    Keywords: Efficient Market Hypothesis, intraday patterns, time of the day anomaly, trading strategy
    JEL: G12 C63
    Date: 2014
  5. By: Guglielmo Maria Caporale; Luis Gil-Alana; Alex Plastun; Inna Makarenko
    Abstract: This paper provides some new empirical evidence on the weekend effect, one of the most recognized anomalies in financial markets. Two different methods are used: (i) a trading robot approach to examine whether or not there is such an anomaly giving rise to exploitable profit opportunities by replicating the actions of traders; (ii) a fractional integration technique for the estimation of the (fractional) integration parameter d. The results suggest that trading strategies aimed at exploiting the weekend effect can generate extra profits but only in a minority of cases in the gold and stock markets, whist they appear to be profitable in most cases in the FOREX. Further, the lowest orders of integration are generally found on Mondays, which can be seen as additional evidence for a weekend effect.
    Keywords: Efficient Market Hypothesis; weekend effect; trading strategy
    JEL: G12 C63
    Date: 2014

This issue is ©2014 by Thanos Verousis.

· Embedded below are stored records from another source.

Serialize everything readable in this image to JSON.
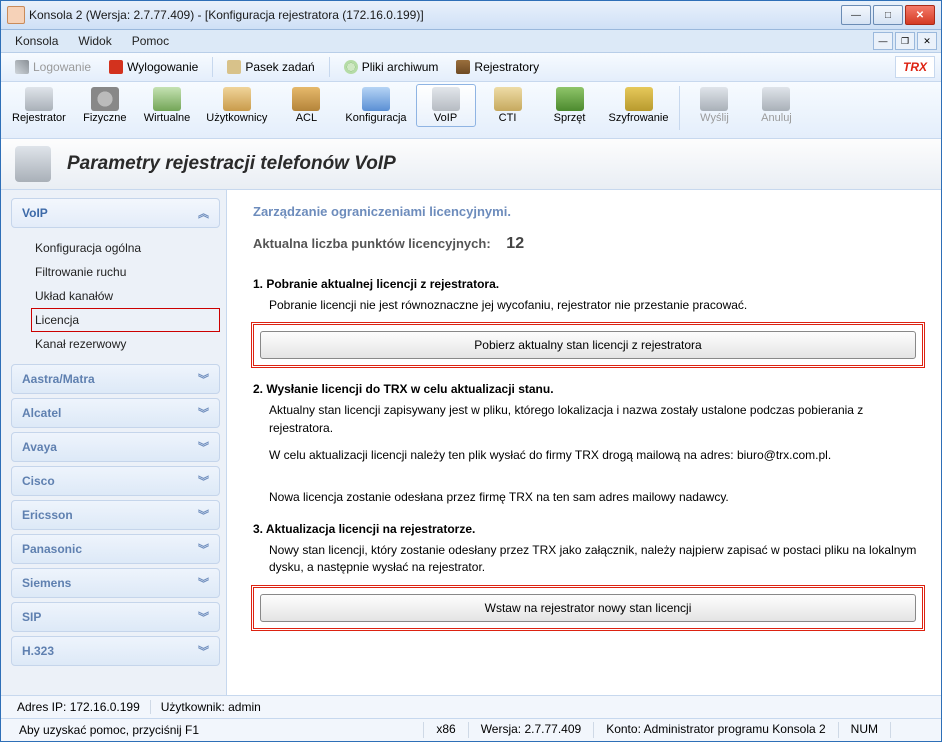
{
  "window": {
    "title": "Konsola 2 (Wersja:  2.7.77.409) - [Konfiguracja rejestratora (172.16.0.199)]"
  },
  "menu": {
    "konsola": "Konsola",
    "widok": "Widok",
    "pomoc": "Pomoc"
  },
  "tb1": {
    "logowanie": "Logowanie",
    "wylogowanie": "Wylogowanie",
    "pasek": "Pasek zadań",
    "pliki": "Pliki archiwum",
    "rejestratory": "Rejestratory",
    "logo": "TRX"
  },
  "tb2": {
    "rejestrator": "Rejestrator",
    "fizyczne": "Fizyczne",
    "wirtualne": "Wirtualne",
    "uzytkownicy": "Użytkownicy",
    "acl": "ACL",
    "konfiguracja": "Konfiguracja",
    "voip": "VoIP",
    "cti": "CTI",
    "sprzet": "Sprzęt",
    "szyfrowanie": "Szyfrowanie",
    "wyslij": "Wyślij",
    "anuluj": "Anuluj"
  },
  "header": {
    "title": "Parametry rejestracji telefonów VoIP"
  },
  "sidebar": {
    "voip": "VoIP",
    "items": [
      "Konfiguracja ogólna",
      "Filtrowanie ruchu",
      "Układ kanałów",
      "Licencja",
      "Kanał rezerwowy"
    ],
    "groups": [
      "Aastra/Matra",
      "Alcatel",
      "Avaya",
      "Cisco",
      "Ericsson",
      "Panasonic",
      "Siemens",
      "SIP",
      "H.323"
    ]
  },
  "main": {
    "subtitle": "Zarządzanie ograniczeniami licencyjnymi.",
    "lic_label": "Aktualna liczba punktów licencyjnych:",
    "lic_value": "12",
    "s1_title": "1. Pobranie aktualnej licencji z rejestratora.",
    "s1_p": "Pobranie licencji nie jest równoznaczne jej wycofaniu, rejestrator nie przestanie pracować.",
    "s1_btn": "Pobierz aktualny stan licencji z rejestratora",
    "s2_title": "2. Wysłanie licencji do TRX w celu aktualizacji stanu.",
    "s2_p1": "Aktualny stan licencji zapisywany jest w pliku, którego lokalizacja i nazwa zostały ustalone podczas pobierania z rejestratora.",
    "s2_p2": "W celu aktualizacji licencji należy ten plik wysłać do firmy TRX drogą mailową na adres: biuro@trx.com.pl.",
    "s2_p3": "Nowa licencja zostanie odesłana przez firmę TRX na ten sam adres mailowy nadawcy.",
    "s3_title": "3. Aktualizacja licencji na rejestratorze.",
    "s3_p": "Nowy stan licencji, który zostanie odesłany przez TRX jako załącznik, należy najpierw zapisać w postaci pliku na lokalnym dysku, a następnie wysłać na rejestrator.",
    "s3_btn": "Wstaw na rejestrator nowy stan licencji"
  },
  "infobar": {
    "ip_label": "Adres IP: ",
    "ip": "172.16.0.199",
    "user_label": "Użytkownik: ",
    "user": "admin"
  },
  "status": {
    "help": "Aby uzyskać pomoc, przyciśnij F1",
    "arch": "x86",
    "ver_label": "Wersja: ",
    "ver": "2.7.77.409",
    "konto_label": "Konto: ",
    "konto": "Administrator programu Konsola 2",
    "num": "NUM"
  }
}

It is provided as is without any express or implied warranty. It may be freely redistributed in whole or in part for any purpose. If distributed in part, please include this notice.
General information on the NEP project can be found at For comments please write to the director of NEP, Marco Novarese at <>. Put “NEP” in the subject, otherwise your mail may be rejected.
NEP’s infrastructure is sponsored by the School of Economics and Finance of Massey University in New Zealand.